On Indigenous wisdom / by Tim Mahlberg

I'd like to start by acknowledging and paying my respects to the traditional custodians of the land where I am writing this, the Cadigal people of the Eora nation, in what we now call Sydney.

I was born on the lands of the Wallumedegal people. This may seem like a strange thing to hear from an Anglo-Australian, and it is an idea that I myself am still sitting with. After all, we traditionally trace our lineage back through our great-grandparents, following surnames and marriages back through time. About two years ago, I was introduced to a very different concept of personal history by an Indigenous friend of mine; one that has resonated and stuck with me. He shared with me that Indigenous Australians trace their history back to the land that they are born on, because land is at the heart of their culture and the way their beliefs and whole society is structured. He had me curious to understand more because, as somewhat of a nomadic being, I've struggled to identify one place as my point of origin.

To be honest, I've never had much exposure to Indigenous Australians. As a young boy, I lived in cities and suburbs which were relatively culturally homogenous: the Hills district of Sydney, Hobart and Canberra. It was only after living close to central Adelaide that I started to watch, learn and listen. Adelaide has a thriving Aboriginal art community centered around the Tandanya Arts Centre, like the Spirit Festival, which I would often go along to to marvel at the incredibly beautiful painting and music I find so haunting and mesmerising. I noticed the huge disconnect between non-Indigenous and Indigenous Australians, and my own ignorance was and still is a challenge. I want to know more; to uncover the wisdom of this culture that is right in front of us all. With some strange feeling, I sense a strong pull within myself to delve deeper into the rich cultural messages and open myself to listen and learn.

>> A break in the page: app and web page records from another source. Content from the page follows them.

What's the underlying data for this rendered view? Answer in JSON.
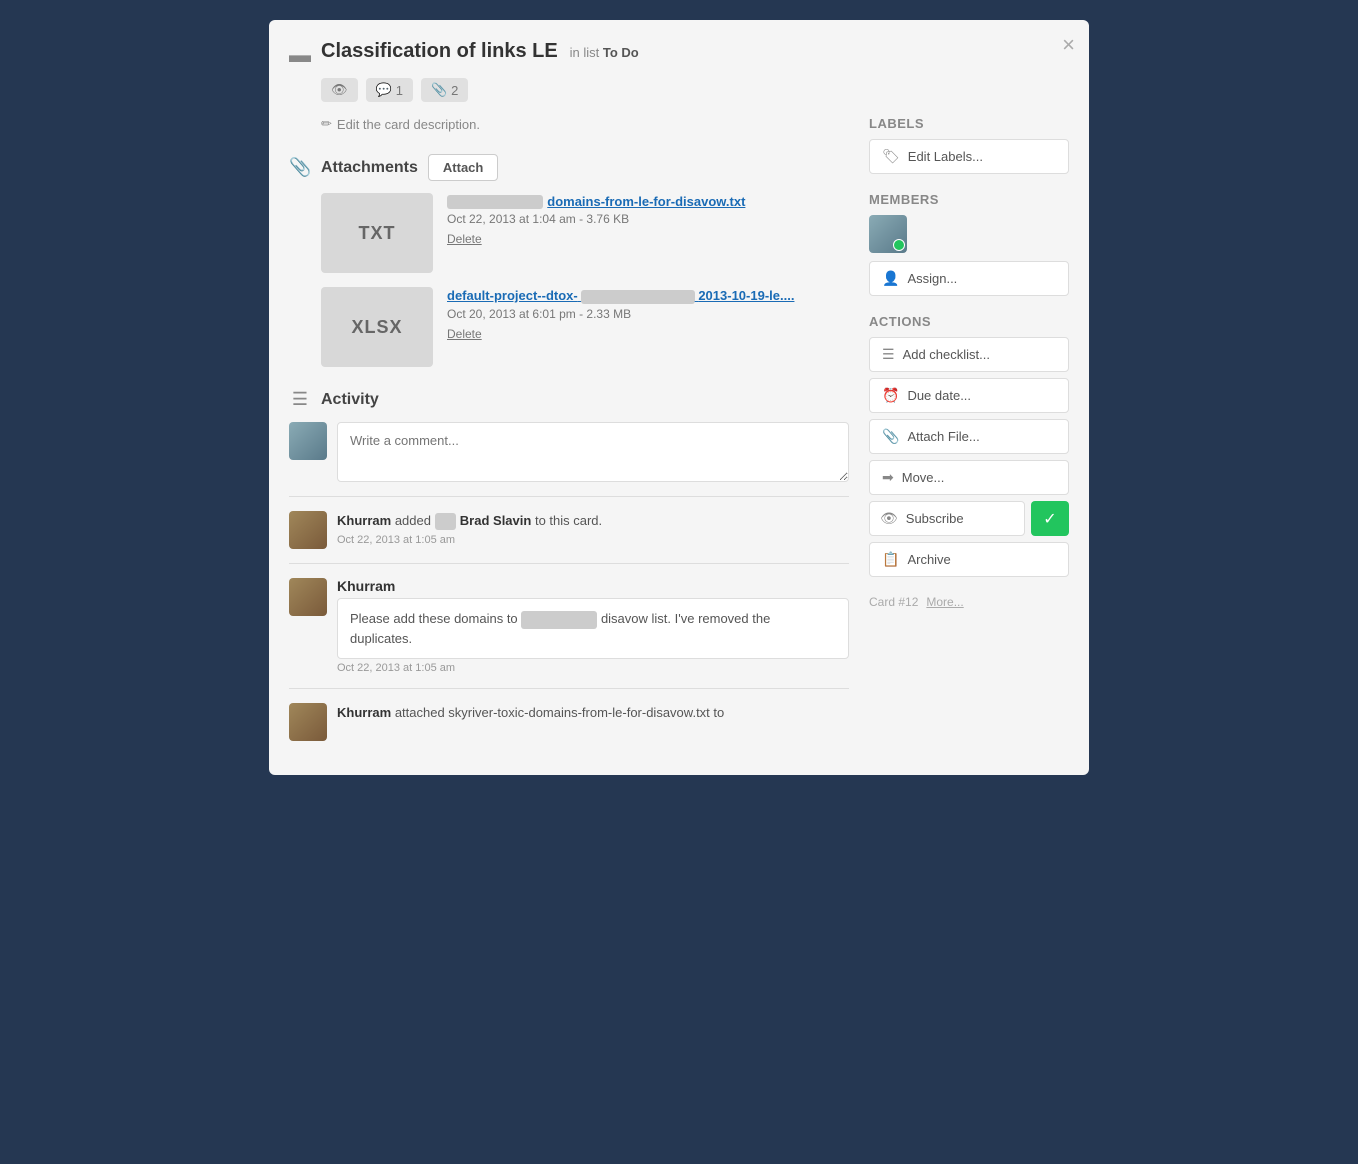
{
  "modal": {
    "title": "Classification of links LE",
    "in_list_label": "in list",
    "list_name": "To Do",
    "close_label": "×",
    "meta_badges": [
      {
        "icon": "👁",
        "label": ""
      },
      {
        "icon": "💬",
        "count": "1"
      },
      {
        "icon": "📎",
        "count": "2"
      }
    ],
    "description": {
      "edit_link_label": "Edit the card description."
    }
  },
  "attachments": {
    "section_title": "Attachments",
    "attach_btn_label": "Attach",
    "items": [
      {
        "thumb_label": "TXT",
        "name": "domains-from-le-for-disavow.txt",
        "meta": "Oct 22, 2013 at 1:04 am - 3.76 KB",
        "delete_label": "Delete"
      },
      {
        "thumb_label": "XLSX",
        "name": "default-project--dtox-  2013-10-19-le....",
        "meta": "Oct 20, 2013 at 6:01 pm - 2.33 MB",
        "delete_label": "Delete"
      }
    ]
  },
  "activity": {
    "section_title": "Activity",
    "comment_placeholder": "Write a comment...",
    "entries": [
      {
        "type": "action",
        "user": "Khurram",
        "action_text": "added",
        "target": "Brad Slavin",
        "action_suffix": "to this card.",
        "timestamp": "Oct 22, 2013 at 1:05 am"
      },
      {
        "type": "comment",
        "user": "Khurram",
        "comment": "Please add these domains to  disavow list. I've removed the duplicates.",
        "timestamp": "Oct 22, 2013 at 1:05 am"
      },
      {
        "type": "action",
        "user": "Khurram",
        "action_text": "attached skyriver-toxic-domains-from-le-for-disavow.txt to",
        "timestamp": ""
      }
    ]
  },
  "sidebar": {
    "labels": {
      "section_title": "Labels",
      "edit_btn_label": "Edit Labels..."
    },
    "members": {
      "section_title": "Members",
      "assign_btn_label": "Assign..."
    },
    "actions": {
      "section_title": "Actions",
      "buttons": [
        {
          "icon": "☰",
          "label": "Add checklist..."
        },
        {
          "icon": "⏰",
          "label": "Due date..."
        },
        {
          "icon": "📎",
          "label": "Attach File..."
        },
        {
          "icon": "➡",
          "label": "Move..."
        }
      ],
      "subscribe_label": "Subscribe",
      "archive_label": "Archive"
    },
    "footer": {
      "card_number": "Card #12",
      "more_label": "More..."
    }
  }
}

Back to my friend who was sharing his message of belonging to land and place. His vision for Australia is that one day all people here, whether Indigenous or not, feel a deep connection to the land upon which they are born. He wishes that the philosophies of his people are shared and owned by all Australians, and celebrated, in a similar way to what is experienced in New Zealand and other countries celebrating their indigenious cultures. He dreams of a national festival where we all learn, watch, perform, and partake in traditional cultural practices (where appropriate and respectfully, of course). And, he hoped that this would help the dire siituation that many Indigenous Australians are in today.

So, I held this for over a year, and started to talk about it with people around me. I started to see the larger story unfolding; after all, our Indigenous people were such beautiful story tellers. For a people that represent the oldest continuous living culture on Earth, over 40,000 years, how does the story continue? There is no doubt how devastating the last 217 years have been for them, but what is the next chapter in this narrative? What might it be? As I reflected, the significance of now dawned on me... 

People from all countries of the world have arrived here to the oldest lands with the longest custodianship. Why? How is this meaningful for all of humanity? What is the learnings that we have been unable to hear up to now, and the answers that no other culture from East to West have been able to provide? How can we live more meaningfully and purposefully because of this ancient wisdom? These are some of the questions that I have pondered for the last year.

I was fortunate earlier this year to meet a mob from the coast of northern NSW, the Goodjingburra people who are sharing their wisdom for the first time.

Baanam is the name of the organisation, which loosely translates to "second brother", the member of the community that is dedicated to supporting the "first brother", Gogaun, who is the traditional custodian of one piece of community knowledge. Over a day with them, I learned about how knowledge is transferred through a beautiful system of mentorship, respect and community who collectively hold and share the wisdom and understanding of the land. We learned about the model of "5 stars" or "5 stones" which is the philosophical framework behind their relationship to land, law, ceremony, language and each other.

After a visit out onto the land they look after, I walked away with a much deeper appreciation for ways that indigenous culture is organised, some ideas about how we might learn and integrate this knowledge into Australian society. After all, the way we do things now is far from perfect; there are lots of social challenges that we'd love to improve.

I feel there are plenty of clues about how we can do things differently right in front of us, and that by listening to Indigenous wisdom, we might just find that the current poor conditions of many Indigenous Australians is lifted to a status of recognition, respect and that their beautiful culture is embraced by all Australians.